    I would love to see a copy of your financial records to see where the money goes before I give money to support your cause, could you send me one?

  3. Hi Brandi,
    We agree – preserving our trails is critical! That is why we designate 20% of our funds to trail preservation and 80% to mental health research. We work through the local member groups of the Trail Conference where we conduct hikes and secure the appropriate permits for all our organized hikes.
    I would be happy to go over our finanical records with you and answer any other questions you have. Email me at leo.walker@HIKEforMentalHealth.org and we can set up a mutually convenient time to review them together. Thanks!

    • Do you have the department of interiors permission to use their property for your non-profit? I find it hard to believe that the ATC would say no to money and still allow you to use the trail. The ATC is always in need of money, so usually in the case of not taking money they don’t want to be connected to your organization. Why might that be?
      If you are full disclosure then we should not have to review them together.

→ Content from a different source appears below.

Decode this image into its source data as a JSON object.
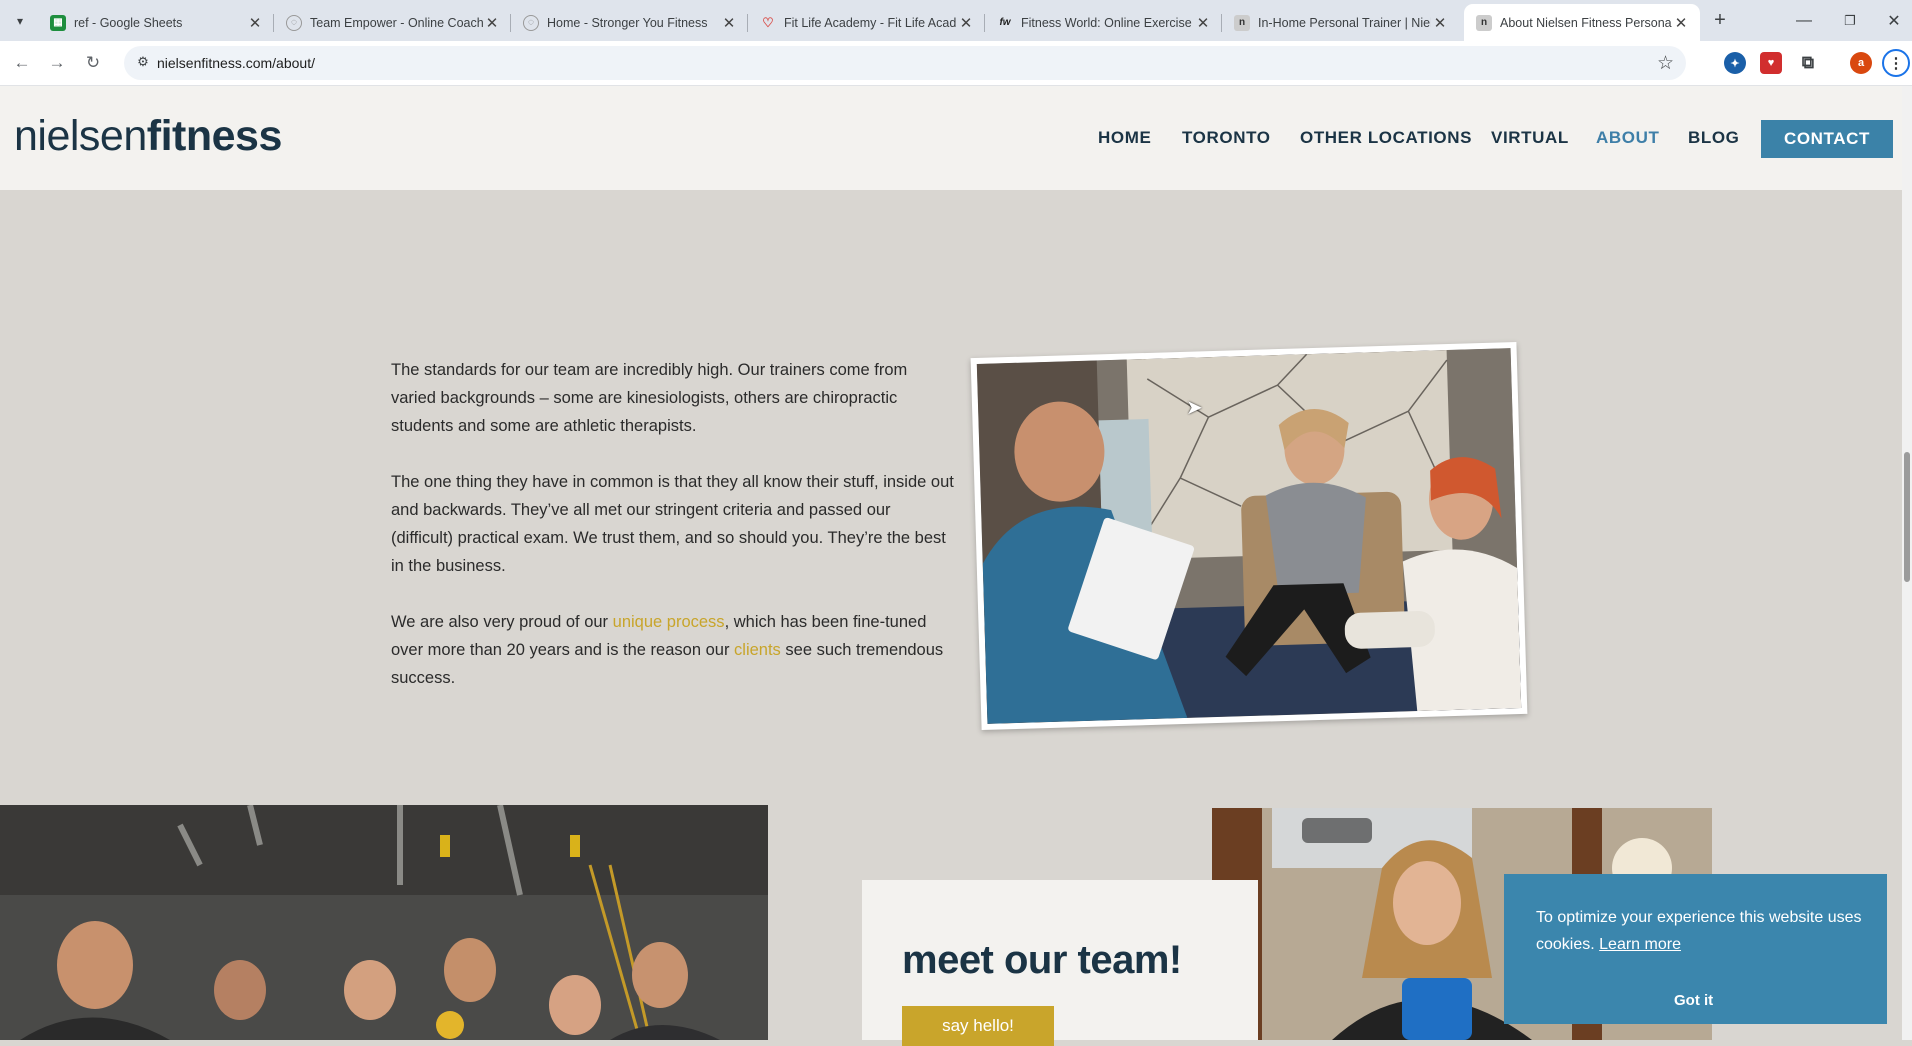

      • Also Do you have a special use permit issued by the department of interior as required? This has an insurance obligation to it so they are not responsible for injuries that could occur.

        • As you probably know, the Department of Interior does not regulate permits for the AT, and there is no one permit for the AT. Each member organization of the ATC maintains its own permitting process, with its own rules and regulations. That is part of the reason we work with and support the local organizations. The ATC has a massively complicated job to coordinate across so many governmental, quasi-governmental, and non-profit groups. They often also encourage engagement more at the local level for that reason. Therefore, we adhere to the management structure of the AT by asking about and securing necessary permits from the proper local regulatory groups. Thanks for your inquiries.

      • Brandi, as is happening here, there are usually questions that come in the course of reviewing the documents. I find it more helpful and effective for all involved to do the review in a setting where questions can be asked and answered. If you like to do so, just let me know.

        In terms of the ATC, they are very sensitive about being perceived as benefiting financially for letting groups (profit or nonprofit alike) use the Trail. Admittedly, their policies sometimes seem inconsistent in this regard, but they do their best to keep the Trail from becoming commercialized or from looking like they are benefiting from activity on it. Again, I’d be happy to talk with you about this anytime. Thanks.

        Leo

  4. What mental health organizations receive your donations? Do you donate directly to local trail preservation groups and do you have a list who receives your donations?